▸ **Work instruction**
Every line below should be copied exactly; drop the pictures.

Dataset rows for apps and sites
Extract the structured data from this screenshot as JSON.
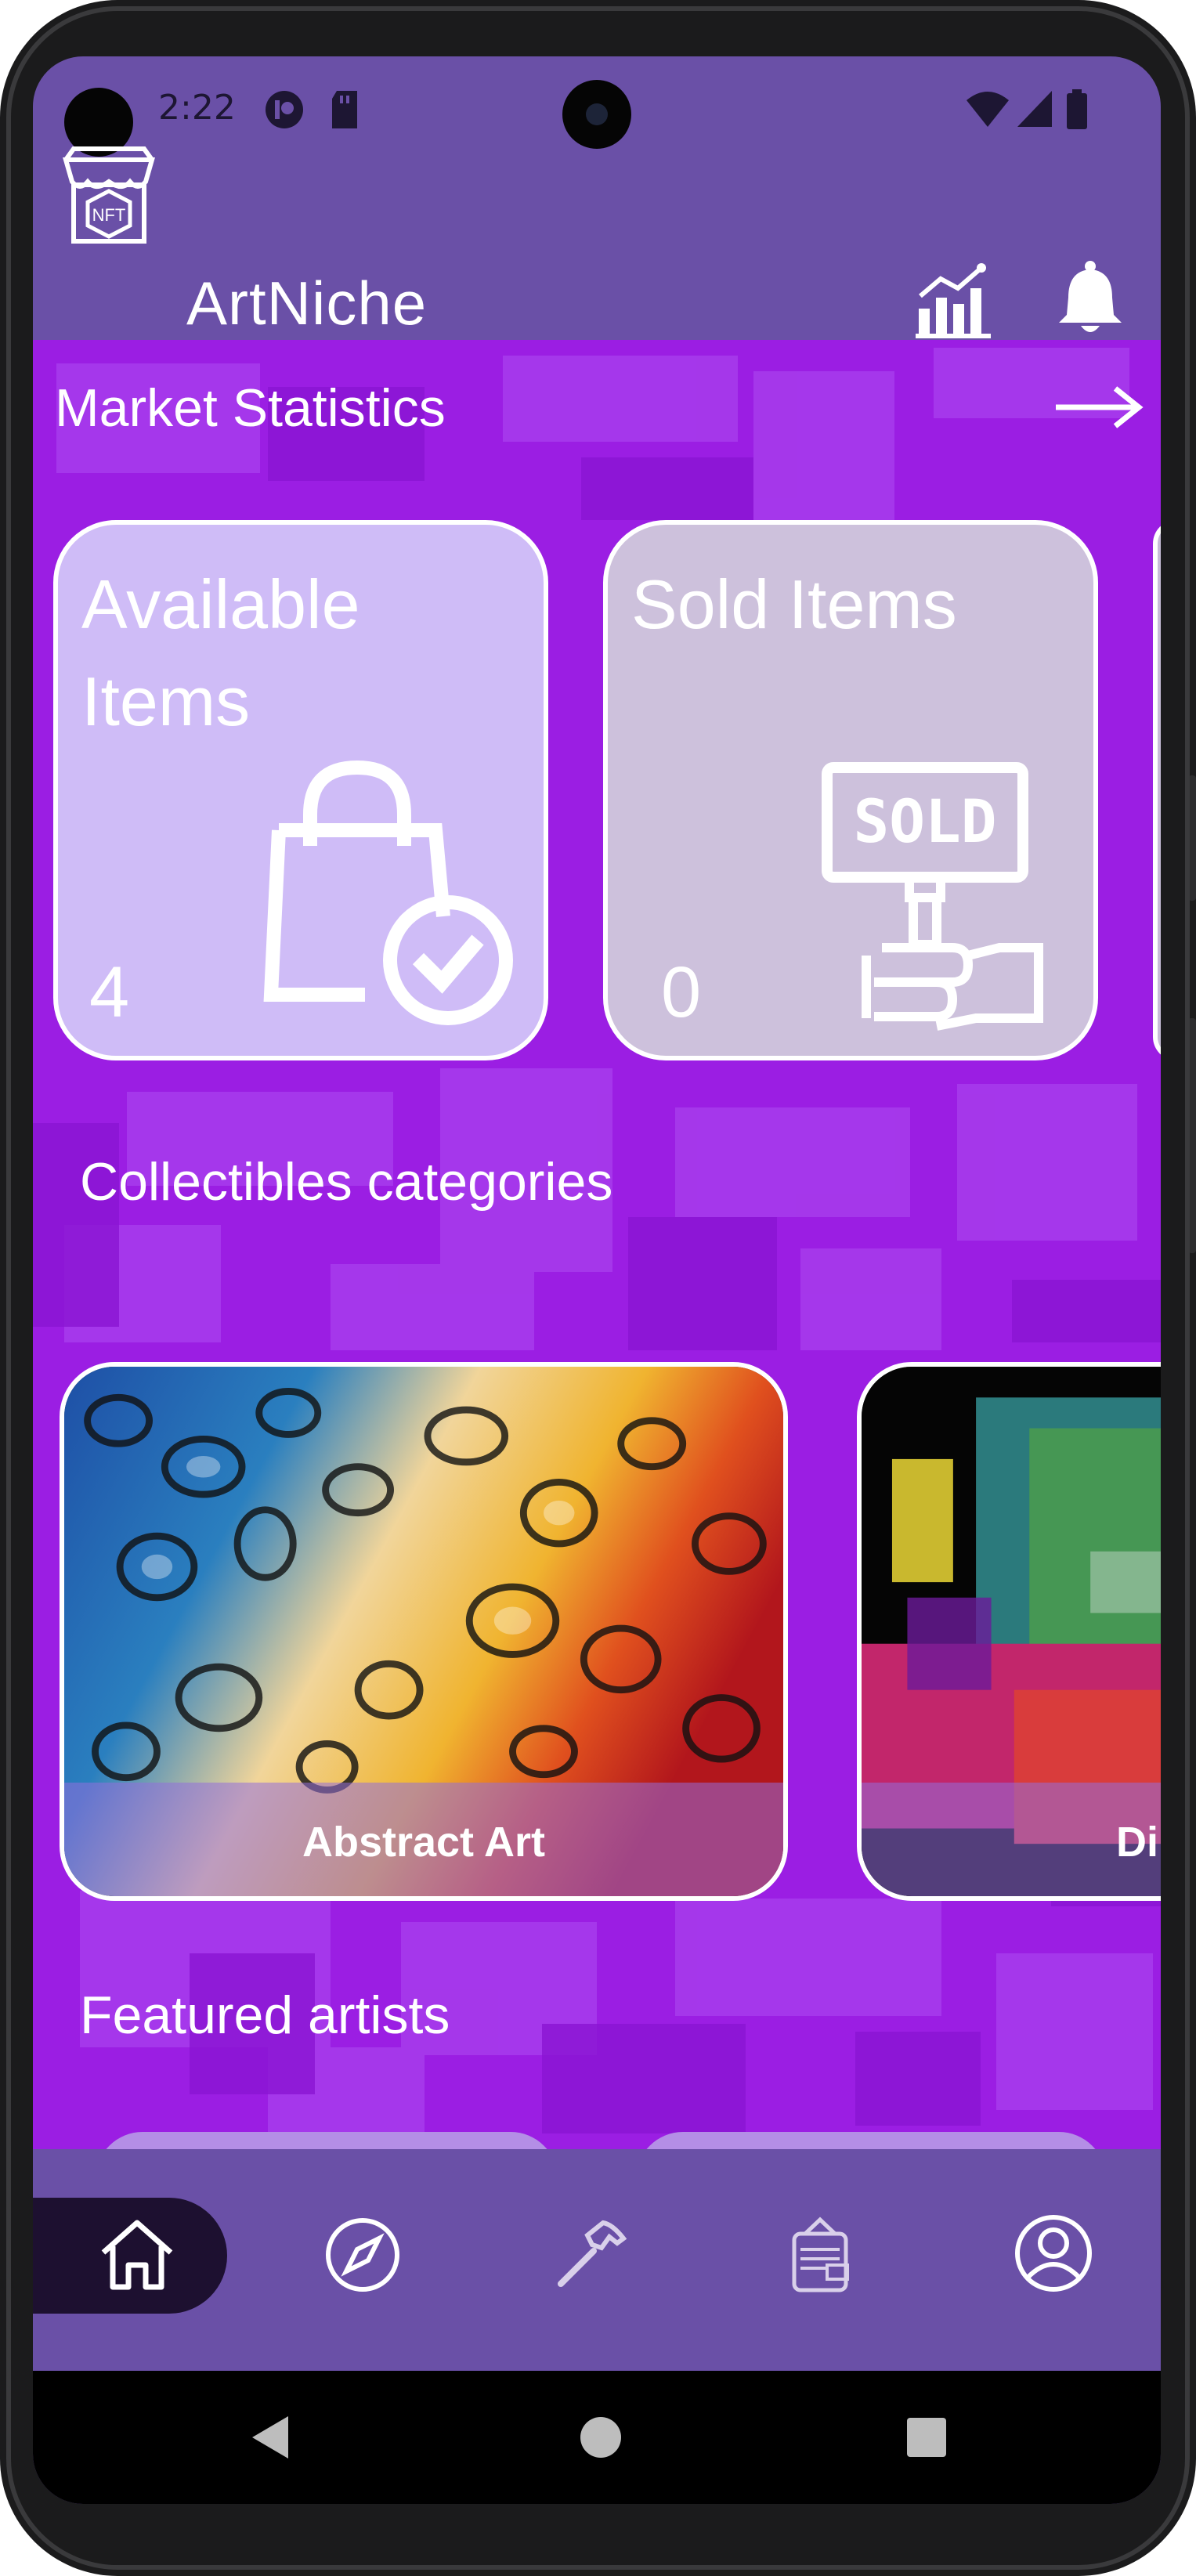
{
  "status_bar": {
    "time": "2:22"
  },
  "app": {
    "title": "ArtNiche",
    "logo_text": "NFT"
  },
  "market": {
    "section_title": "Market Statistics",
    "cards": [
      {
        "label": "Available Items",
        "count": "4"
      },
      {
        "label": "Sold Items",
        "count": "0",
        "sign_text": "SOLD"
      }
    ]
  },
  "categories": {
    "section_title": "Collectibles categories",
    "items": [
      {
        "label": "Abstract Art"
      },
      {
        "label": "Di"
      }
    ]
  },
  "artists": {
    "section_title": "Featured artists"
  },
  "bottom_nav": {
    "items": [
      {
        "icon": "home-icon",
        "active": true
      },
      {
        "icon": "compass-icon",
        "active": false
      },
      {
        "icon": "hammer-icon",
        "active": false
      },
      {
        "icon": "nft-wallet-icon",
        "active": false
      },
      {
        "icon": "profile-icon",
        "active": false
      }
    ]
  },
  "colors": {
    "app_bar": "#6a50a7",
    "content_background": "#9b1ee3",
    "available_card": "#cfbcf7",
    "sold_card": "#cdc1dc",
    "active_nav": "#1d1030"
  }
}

▸ **Task solution**
Extract the structured data from this screenshot as JSON.
{
  "status_bar": {
    "time": "2:22"
  },
  "app": {
    "title": "ArtNiche",
    "logo_text": "NFT"
  },
  "market": {
    "section_title": "Market Statistics",
    "cards": [
      {
        "label": "Available Items",
        "count": "4"
      },
      {
        "label": "Sold Items",
        "count": "0",
        "sign_text": "SOLD"
      }
    ]
  },
  "categories": {
    "section_title": "Collectibles categories",
    "items": [
      {
        "label": "Abstract Art"
      },
      {
        "label": "Di"
      }
    ]
  },
  "artists": {
    "section_title": "Featured artists"
  },
  "bottom_nav": {
    "items": [
      {
        "icon": "home-icon",
        "active": true
      },
      {
        "icon": "compass-icon",
        "active": false
      },
      {
        "icon": "hammer-icon",
        "active": false
      },
      {
        "icon": "nft-wallet-icon",
        "active": false
      },
      {
        "icon": "profile-icon",
        "active": false
      }
    ]
  },
  "colors": {
    "app_bar": "#6a50a7",
    "content_background": "#9b1ee3",
    "available_card": "#cfbcf7",
    "sold_card": "#cdc1dc",
    "active_nav": "#1d1030"
  }
}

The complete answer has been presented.